**Your assignment:** Look for the word "Obere" in the entries and copy every line where it shows up.

**Source information:**
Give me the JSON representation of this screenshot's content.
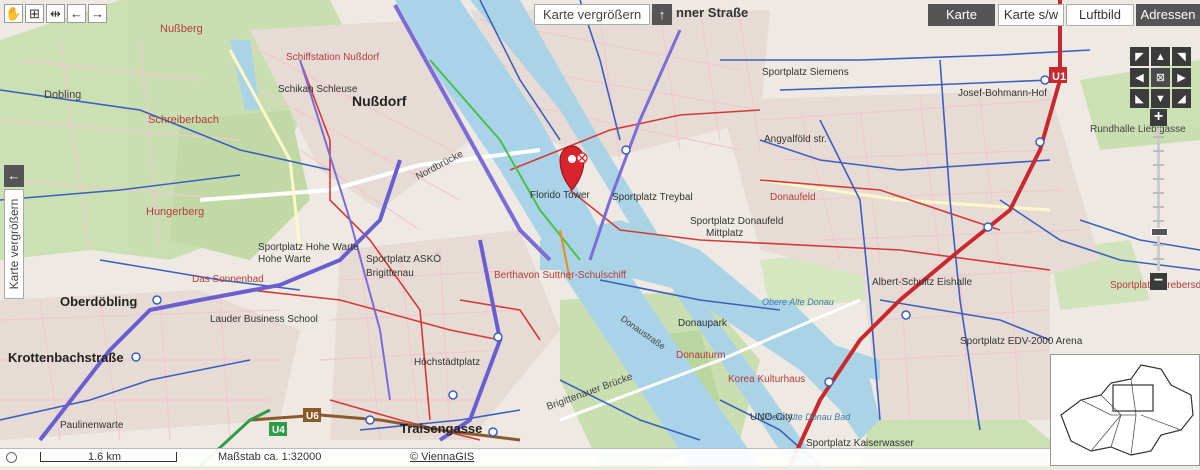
{
  "toolbar": {
    "pan_glyph": "✋",
    "zoombox_glyph": "⊞",
    "measure_glyph": "⇹",
    "back_glyph": "←",
    "forward_glyph": "→",
    "expand_top_label": "Karte vergrößern",
    "expand_top_arrow": "↑",
    "expand_left_label": "Karte vergrößern",
    "expand_left_arrow": "←"
  },
  "layer_tabs": [
    {
      "label": "Karte",
      "active": true
    },
    {
      "label": "Karte s/w",
      "active": false
    },
    {
      "label": "Luftbild",
      "active": false
    },
    {
      "label": "Adressen",
      "active": true
    }
  ],
  "nav": {
    "pan_nw": "◤",
    "pan_n": "▲",
    "pan_ne": "◥",
    "pan_w": "◀",
    "pan_center": "⊠",
    "pan_e": "▶",
    "pan_sw": "◣",
    "pan_s": "▼",
    "pan_se": "◢",
    "zoom_in": "+",
    "zoom_out": "−"
  },
  "status": {
    "scale_label": "1.6 km",
    "scale_text": "Maßstab ca. 1:32000",
    "copyright": "© ViennaGIS"
  },
  "map_labels": {
    "districts": [
      "Nußdorf",
      "Oberdöbling",
      "Krottenbachstraße",
      "Traisengasse",
      "Nußberg",
      "Dobling",
      "Schreiberbach",
      "Hungerberg",
      "Rundhalle Liebigasse"
    ],
    "pois": [
      "Sportplatz Siemens",
      "Josef-Bohmann-Hof",
      "Angyalföld str.",
      "Florido Tower",
      "Sportplatz Treybal",
      "Sportplatz Donaufeld",
      "Mittplatz",
      "Berthavon Suttner-Schulschiff",
      "Sportplatz Hohe Warte",
      "Sportplatz ASKÖ",
      "Lauder Business School",
      "Donaupark",
      "Donauturm",
      "Korea Kulturhaus",
      "Obere Alte Donau",
      "Albert-Schultz Eishalle",
      "Sportplatz EDV-2000 Arena",
      "Obere Alte Donau Bad",
      "Sportplatz Kaiserwasser",
      "UNO-City",
      "Donaufeld",
      "Brigittenauer Brücke",
      "Nordbrücke",
      "Schiffstation Nußdorf",
      "Schikan Schleuse",
      "Paulinenwarte",
      "Höchstädtplatz",
      "Sportplatz Strebersdorf",
      "Das Sonnenbad",
      "Hohe Warte",
      "Brigittenau",
      "Donaustraße"
    ],
    "street_top": "nner Straße",
    "line_badges": [
      "U1",
      "U6",
      "U4"
    ]
  }
}
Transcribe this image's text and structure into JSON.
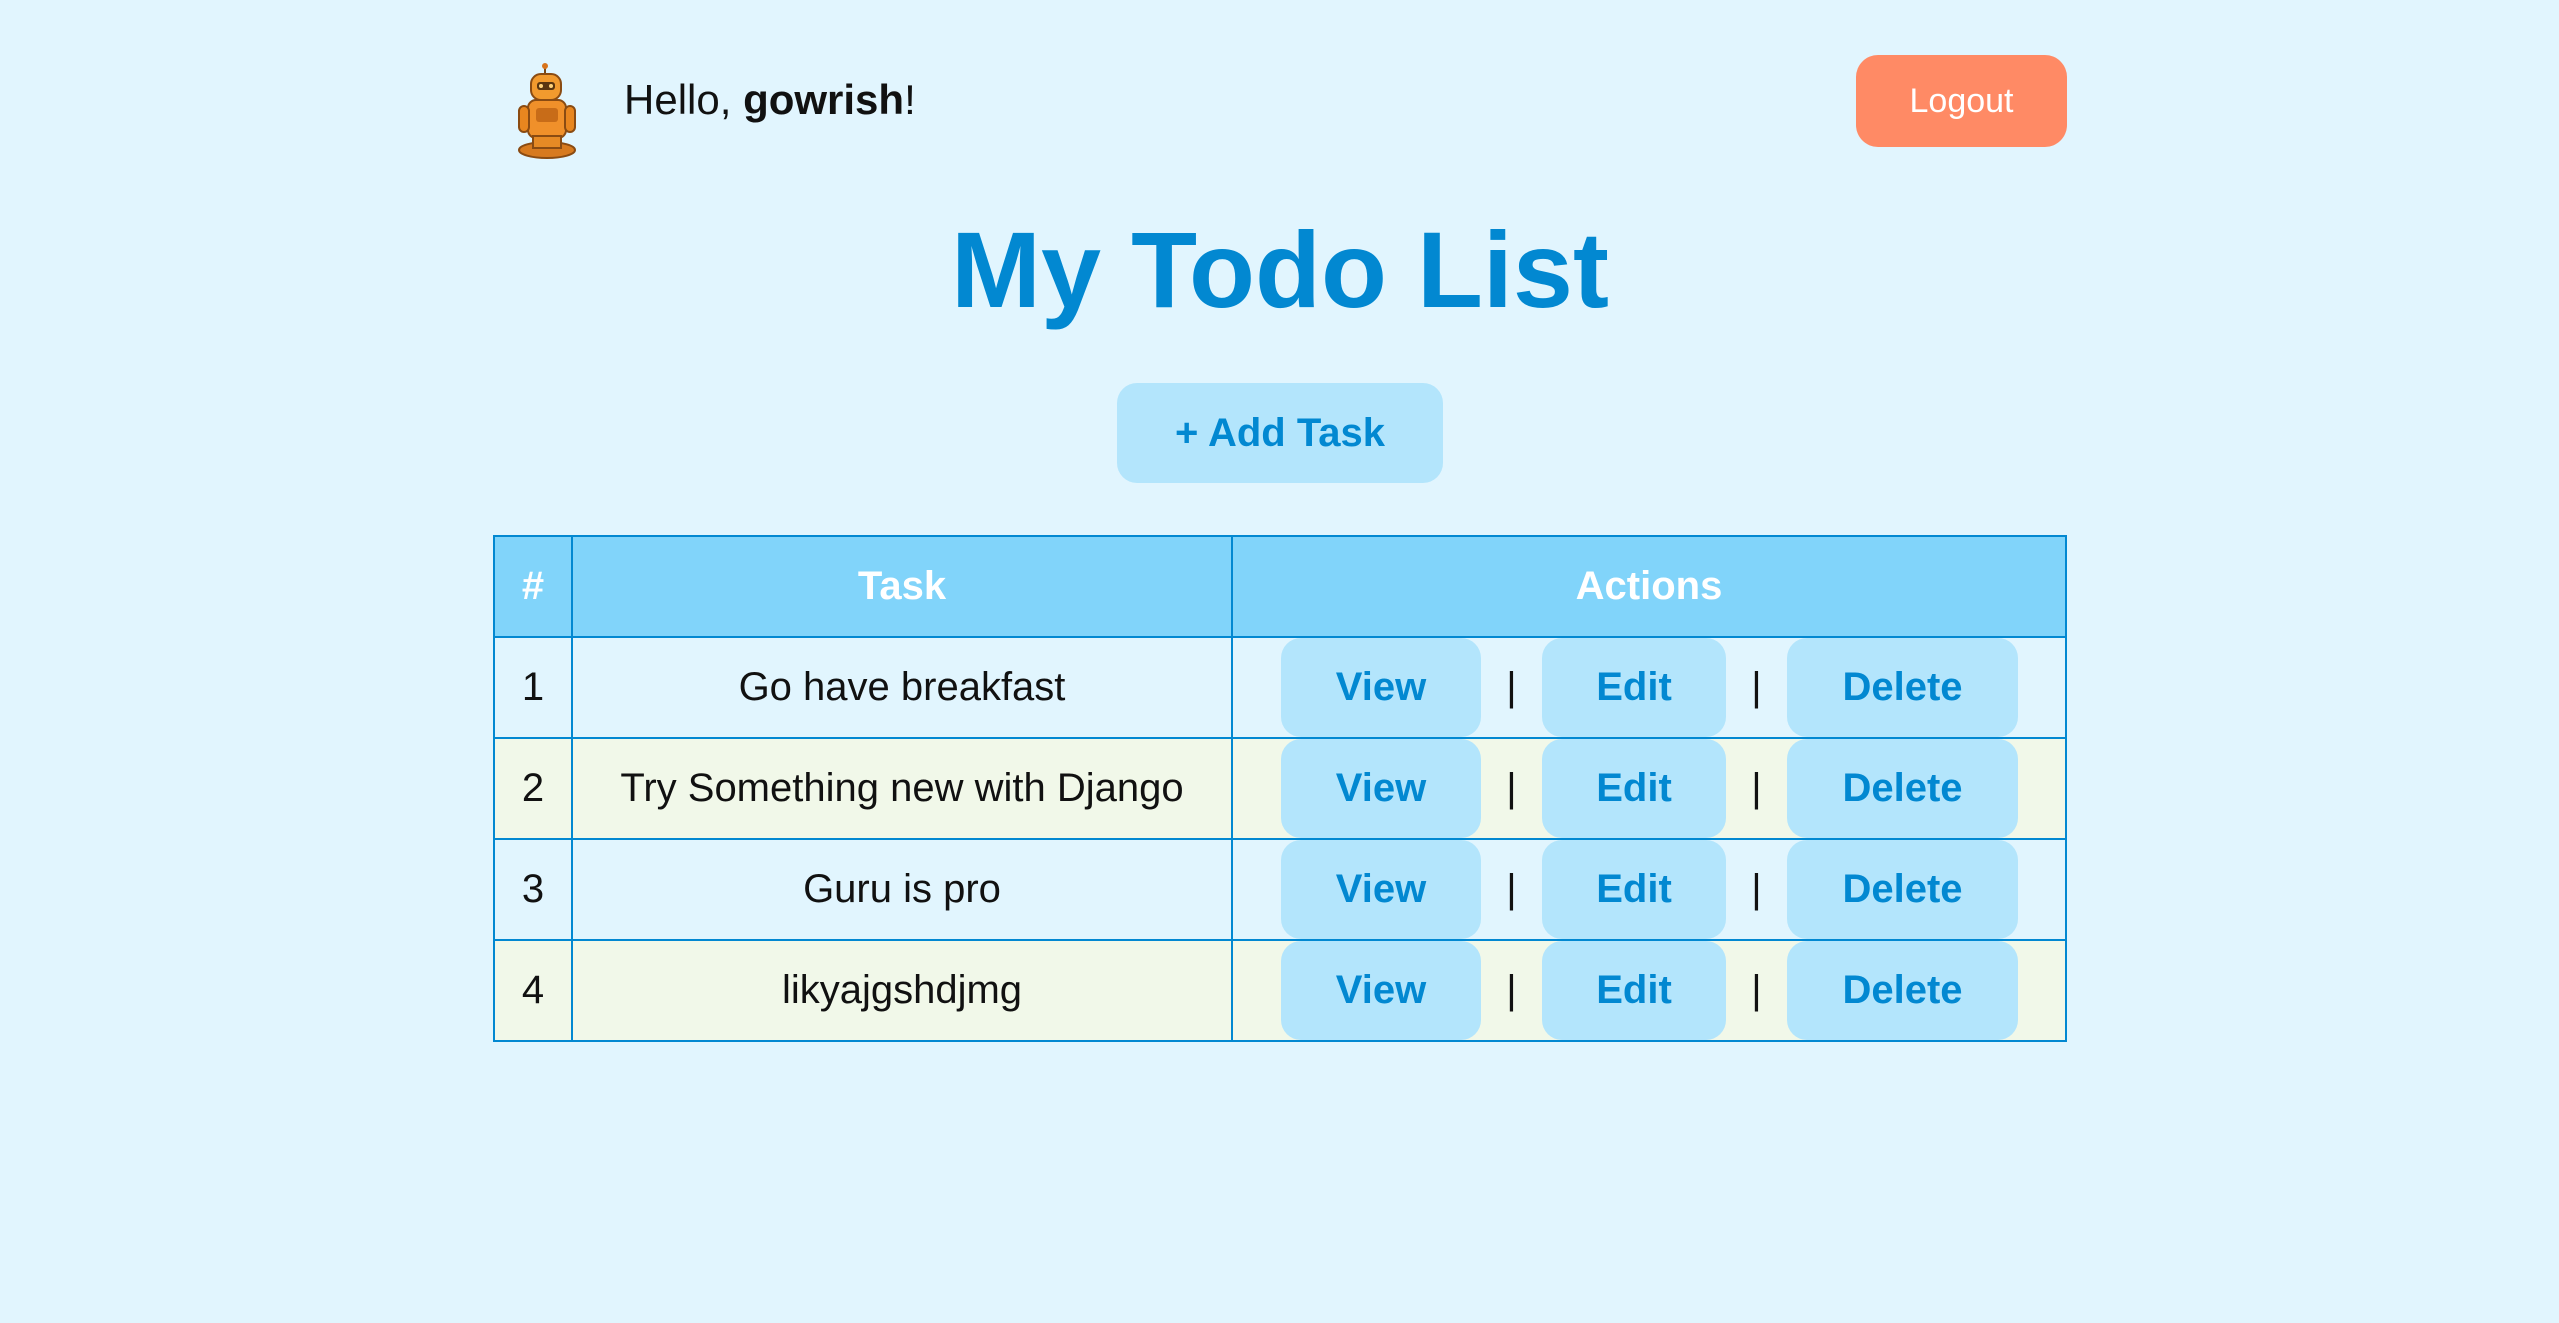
{
  "header": {
    "greeting_prefix": "Hello, ",
    "username": "gowrish",
    "greeting_suffix": "!",
    "logout_label": "Logout"
  },
  "page_title": "My Todo List",
  "add_task_label": "+ Add Task",
  "table": {
    "headers": [
      "#",
      "Task",
      "Actions"
    ],
    "rows": [
      {
        "num": "1",
        "task": "Go have breakfast"
      },
      {
        "num": "2",
        "task": "Try Something new with Django"
      },
      {
        "num": "3",
        "task": "Guru is pro"
      },
      {
        "num": "4",
        "task": "likyajgshdjmg"
      }
    ],
    "action_labels": {
      "view": "View",
      "edit": "Edit",
      "delete": "Delete",
      "separator": "|"
    }
  },
  "colors": {
    "background": "#e1f5fe",
    "accent": "#0288d1",
    "header_bg": "#81d4fa",
    "button_bg": "#b3e5fc",
    "logout_bg": "#ff8a65",
    "alt_row_bg": "#f1f8e9"
  },
  "icons": {
    "avatar": "robot-avatar-icon"
  }
}
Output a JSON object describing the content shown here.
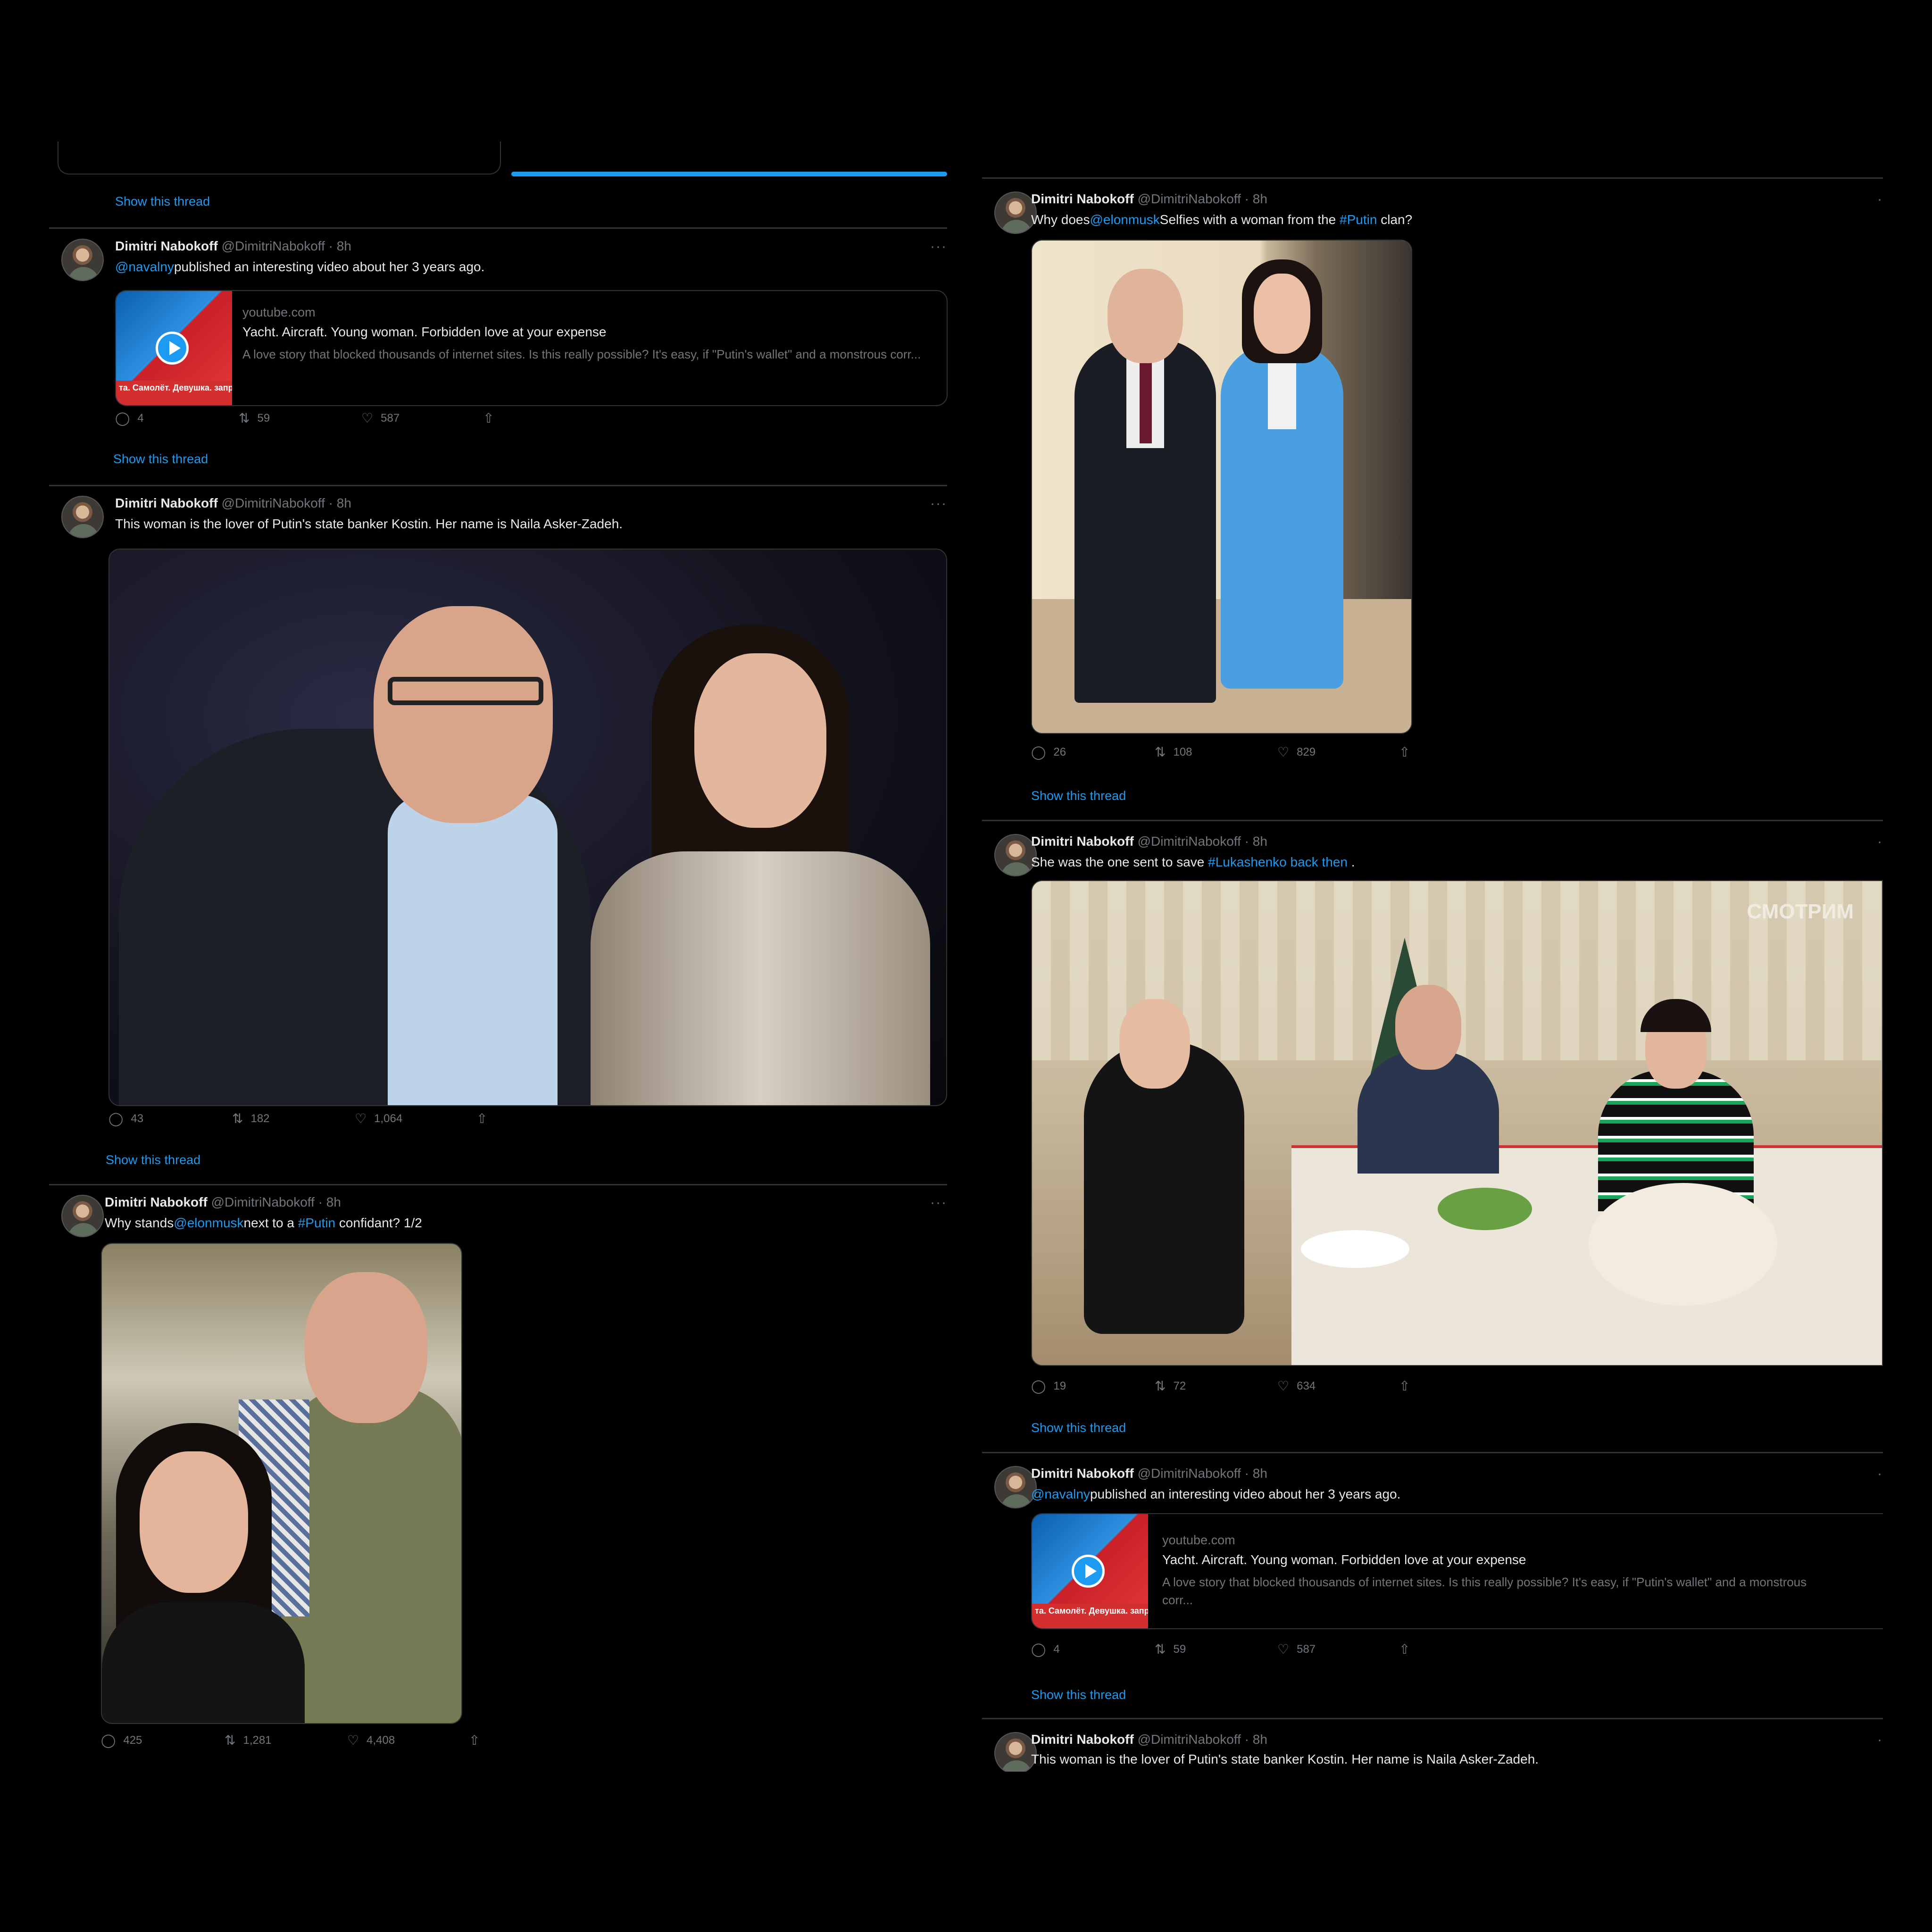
{
  "common": {
    "author_name": "Dimitri Nabokoff",
    "author_meta": "@DimitriNabokoff · 8h",
    "show_thread": "Show this thread",
    "more": "···"
  },
  "left": {
    "show_thread_top": "Show this thread",
    "tweets": [
      {
        "text_mention": "@navalny",
        "text_rest": "published an interesting video about her 3 years ago.",
        "card": {
          "domain": "youtube.com",
          "title": "Yacht. Aircraft. Young woman. Forbidden love at your expense",
          "desc": "A love story that blocked thousands of internet sites. Is this really possible? It's easy, if \"Putin's wallet\" and a monstrous corr...",
          "thumb_text": "та. Самолёт. Девушка. запретная любовь за ваш с"
        },
        "stats": {
          "replies": "4",
          "retweets": "59",
          "likes": "587"
        }
      },
      {
        "text": "This woman is the lover of Putin's state banker Kostin. Her name is Naila Asker-Zadeh.",
        "stats": {
          "replies": "43",
          "retweets": "182",
          "likes": "1,064"
        }
      },
      {
        "text_a": "Why stands",
        "mention": "@elonmusk",
        "text_b": "next to a ",
        "hashtag": "#Putin",
        "text_c": " confidant? 1/2",
        "stats": {
          "replies": "425",
          "retweets": "1,281",
          "likes": "4,408"
        }
      }
    ]
  },
  "right": {
    "tweets": [
      {
        "text_a": "Why does",
        "mention": "@elonmusk",
        "text_b": "Selfies with a woman from the ",
        "hashtag": "#Putin",
        "text_c": " clan?",
        "stats": {
          "replies": "26",
          "retweets": "108",
          "likes": "829"
        }
      },
      {
        "text_a": "She was the one sent to save ",
        "hashtag": "#Lukashenko back then",
        "text_c": " .",
        "watermark": "СМОТРИМ",
        "stats": {
          "replies": "19",
          "retweets": "72",
          "likes": "634"
        }
      },
      {
        "text_mention": "@navalny",
        "text_rest": "published an interesting video about her 3 years ago.",
        "card": {
          "domain": "youtube.com",
          "title": "Yacht. Aircraft. Young woman. Forbidden love at your expense",
          "desc": "A love story that blocked thousands of internet sites. Is this really possible? It's easy, if \"Putin's wallet\" and a monstrous corr...",
          "thumb_text": "та. Самолёт. Девушка. запретная любовь за ваш с"
        },
        "stats": {
          "replies": "4",
          "retweets": "59",
          "likes": "587"
        }
      },
      {
        "text": "This woman is the lover of Putin's state banker Kostin. Her name is Naila Asker-Zadeh."
      }
    ]
  },
  "icons": {
    "reply": "reply-icon",
    "retweet": "retweet-icon",
    "like": "heart-icon",
    "share": "share-icon",
    "play": "play-icon",
    "more": "more-icon"
  },
  "colors": {
    "background": "#000000",
    "link": "#1d9bf0",
    "secondary_text": "#71767b",
    "primary_text": "#e7e9ea"
  }
}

**Task output:**
      "Obere Alte Donau",
      "Obere Alte Donau Bad",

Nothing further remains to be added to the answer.